The Coquihalla Highway hums every now and then in the distan... …aargghhhHHHHHh NO! It’s another damn mosquito. It’s not the Coquihalla at all. It is, instead, the #1 Mosquito TransCanada Highway that seems to have its final destination in our bedroom.

Take a ticket mozzies, there's a queue
The romantic lives of the gratefully hospitalitalised ukulele teacher. (Hospitalitalised? That’s the right word? No? Where people generously give you hospitality whilst you are on the road? Diminishing your costs and increasing your friendship networks?).

We are at (WHACK!) peace by Lac Le Jeune for a cuppla days, the bedroom (THWACK!) views are exquisite, the piles of food veritably (THUMP) cornucopian.
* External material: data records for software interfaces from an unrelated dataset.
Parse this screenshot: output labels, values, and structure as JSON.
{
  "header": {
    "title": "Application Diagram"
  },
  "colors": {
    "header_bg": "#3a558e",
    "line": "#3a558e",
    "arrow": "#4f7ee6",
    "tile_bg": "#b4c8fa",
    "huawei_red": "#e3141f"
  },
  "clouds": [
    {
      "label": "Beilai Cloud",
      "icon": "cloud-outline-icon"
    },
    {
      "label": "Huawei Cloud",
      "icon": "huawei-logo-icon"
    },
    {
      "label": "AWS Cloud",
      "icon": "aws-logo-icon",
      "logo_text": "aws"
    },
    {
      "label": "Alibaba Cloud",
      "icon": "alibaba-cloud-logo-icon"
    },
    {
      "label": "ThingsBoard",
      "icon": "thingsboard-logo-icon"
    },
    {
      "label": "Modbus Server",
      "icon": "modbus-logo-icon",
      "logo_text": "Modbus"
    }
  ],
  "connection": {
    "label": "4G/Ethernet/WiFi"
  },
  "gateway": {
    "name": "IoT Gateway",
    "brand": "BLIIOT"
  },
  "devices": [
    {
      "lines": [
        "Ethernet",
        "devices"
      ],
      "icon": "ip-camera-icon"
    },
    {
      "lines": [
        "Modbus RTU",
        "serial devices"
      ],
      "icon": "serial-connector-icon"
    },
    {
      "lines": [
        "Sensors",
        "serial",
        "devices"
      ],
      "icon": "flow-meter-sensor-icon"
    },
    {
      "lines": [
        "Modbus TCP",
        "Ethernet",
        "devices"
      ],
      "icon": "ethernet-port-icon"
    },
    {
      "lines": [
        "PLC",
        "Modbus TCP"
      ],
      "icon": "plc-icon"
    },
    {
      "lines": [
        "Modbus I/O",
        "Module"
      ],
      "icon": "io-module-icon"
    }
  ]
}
We don’t know where the (OOMPH!) bastards are (BANG!) coming from but they continue un (OOMPH!) a (F&*^%&^&%G) bated (BASTARDS!) with the glorious dawn (that started at 3:30am in our south facing bedroom).

Dawn starts at 3:30am - here is a... 
....series of photos at different times...
But we aren’t the only ones blessed with this bounty of gnat sized bird food. The pine trees here were blessed some 10-15 years ago with the warm temperatures of climate change. The pine beetle needs (or more correctly doesn’t need!) beetle killing temperatures of -40deg Fahrenheit for a full week to keep them in check. Those winter temperatures are long gone, thanks to my home town and the unfilled coal-mining voids of the Hunter Valley. One year the beetles came in great armageddon-like proportions and wiped out vast swathes of pine forest across British Columbia. Whole forests just gone.

which are directly out of our bedroom window
Pine beetle remnants
Speaking of -40degF. This house is built on two concrete slabs, each one heated in winter hydronically from the lake. That means that, when the lake is frozen over, water from beneath the ice is what they call ‘warm’. This ‘warm’ water is pumped into the house then warmed further by compression (whatever that means, something like how an air conditioner works). Now at 90degF it keeps the house (via the slabs) warmer than the -40degF outside. They had it turned off during May because of the
Packing, drying, leaving, sad face...
‘unseasonable heat wave’, but turned it back on last weekend because an Arctic Front returned to snow on the area. Ye old circumpolar vortex (the winds that generally keep the really cold stuff up at the North Pole) is a tad sick at the moment, swinging more wildly as the arctic warms more quickly than the rest of the planet. Hence, last winter, iguanas were falling frozen out of trees in Florida -  that’s never happened before.
Portable head mozzie nets - happy face!

How do I know all this climate and house engineering type stuff? Because Dal, the Fahrenheit-speaking husband of our host, is a retired mining engineer, his wife is a ukulele nut, and that’s how we came to be here. And so the ukulele brings us more interesting experiences each day.